/---

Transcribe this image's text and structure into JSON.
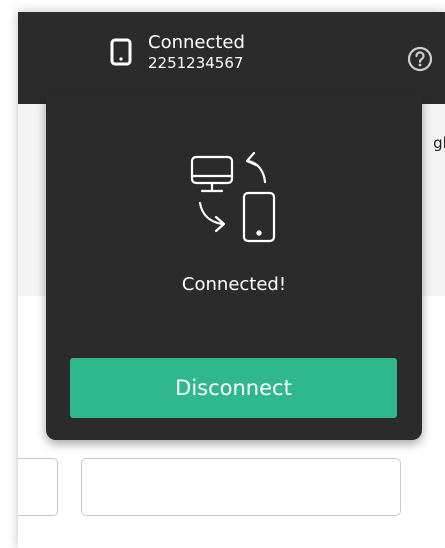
{
  "header": {
    "status_title": "Connected",
    "phone_number": "2251234567"
  },
  "popup": {
    "message": "Connected!",
    "disconnect_label": "Disconnect"
  },
  "background": {
    "partial_text": "gli"
  },
  "icons": {
    "phone": "phone-icon",
    "help": "help-question-icon",
    "sync": "device-sync-icon"
  },
  "colors": {
    "dark_panel": "#2b2b2b",
    "accent": "#2fb88b"
  }
}
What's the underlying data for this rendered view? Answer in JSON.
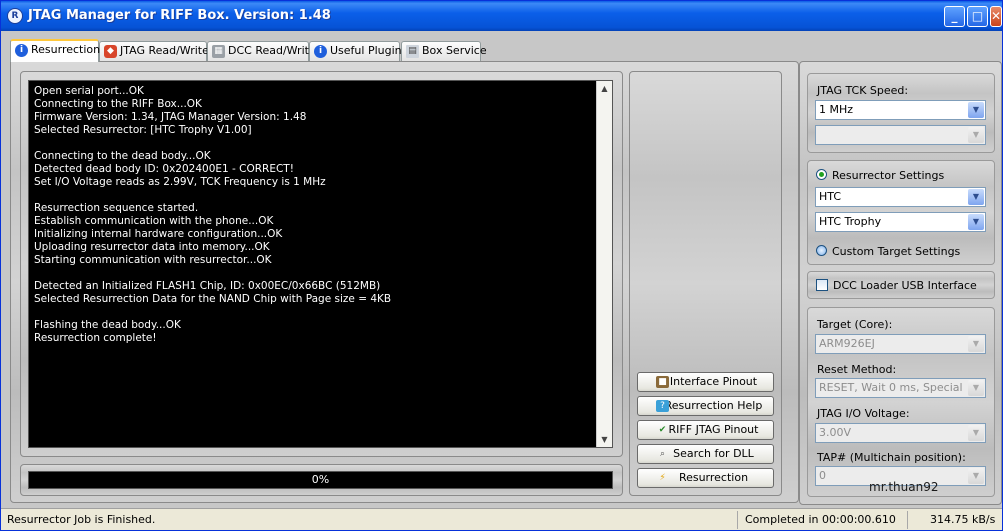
{
  "window": {
    "title": "JTAG Manager for RIFF Box. Version: 1.48",
    "app_icon": "R",
    "buttons": {
      "minimize": "_",
      "maximize": "□",
      "close": "✕"
    }
  },
  "tabs": [
    {
      "label": "Resurrection",
      "icon": "info-icon"
    },
    {
      "label": "JTAG Read/Write",
      "icon": "chip-icon"
    },
    {
      "label": "DCC Read/Write",
      "icon": "dcc-icon"
    },
    {
      "label": "Useful Plugins",
      "icon": "info-icon"
    },
    {
      "label": "Box Service",
      "icon": "document-icon"
    }
  ],
  "log": [
    "Open serial port...OK",
    "Connecting to the RIFF Box...OK",
    "Firmware Version: 1.34, JTAG Manager Version: 1.48",
    "Selected Resurrector: [HTC Trophy V1.00]",
    "",
    "Connecting to the dead body...OK",
    "Detected dead body ID: 0x202400E1 - CORRECT!",
    "Set I/O Voltage reads as 2.99V, TCK Frequency is 1 MHz",
    "",
    "Resurrection sequence started.",
    "Establish communication with the phone...OK",
    "Initializing internal hardware configuration...OK",
    "Uploading resurrector data into memory...OK",
    "Starting communication with resurrector...OK",
    "",
    "Detected an Initialized FLASH1 Chip, ID: 0x00EC/0x66BC (512MB)",
    "Selected Resurrection Data for the NAND Chip with Page size = 4KB",
    "",
    "Flashing the dead body...OK",
    "Resurrection complete!"
  ],
  "progress": {
    "text": "0%",
    "value": 0
  },
  "buttons": {
    "interface_pinout": "Interface Pinout",
    "resurrection_help": "Resurrection Help",
    "riff_jtag_pinout": "RIFF JTAG Pinout",
    "search_dll": "Search for DLL",
    "resurrection": "Resurrection"
  },
  "settings": {
    "tck_label": "JTAG TCK Speed:",
    "tck_value": "1 MHz",
    "tck_value2": "",
    "resurrector_settings_label": "Resurrector Settings",
    "manufacturer": "HTC",
    "model": "HTC Trophy",
    "custom_target_label": "Custom Target Settings",
    "dcc_loader_label": "DCC Loader USB Interface",
    "target_label": "Target (Core):",
    "target_value": "ARM926EJ",
    "reset_label": "Reset Method:",
    "reset_value": "RESET, Wait 0 ms, Special",
    "voltage_label": "JTAG I/O Voltage:",
    "voltage_value": "3.00V",
    "tap_label": "TAP# (Multichain position):",
    "tap_value": "0",
    "watermark": "mr.thuan92"
  },
  "status": {
    "message": "Resurrector Job is Finished.",
    "completed": "Completed in 00:00:00.610",
    "speed": "314.75 kB/s"
  }
}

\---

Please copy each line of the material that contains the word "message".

Result of this task:
    "message": "Connected!",
    "message": "Resurrector Job is Finished.",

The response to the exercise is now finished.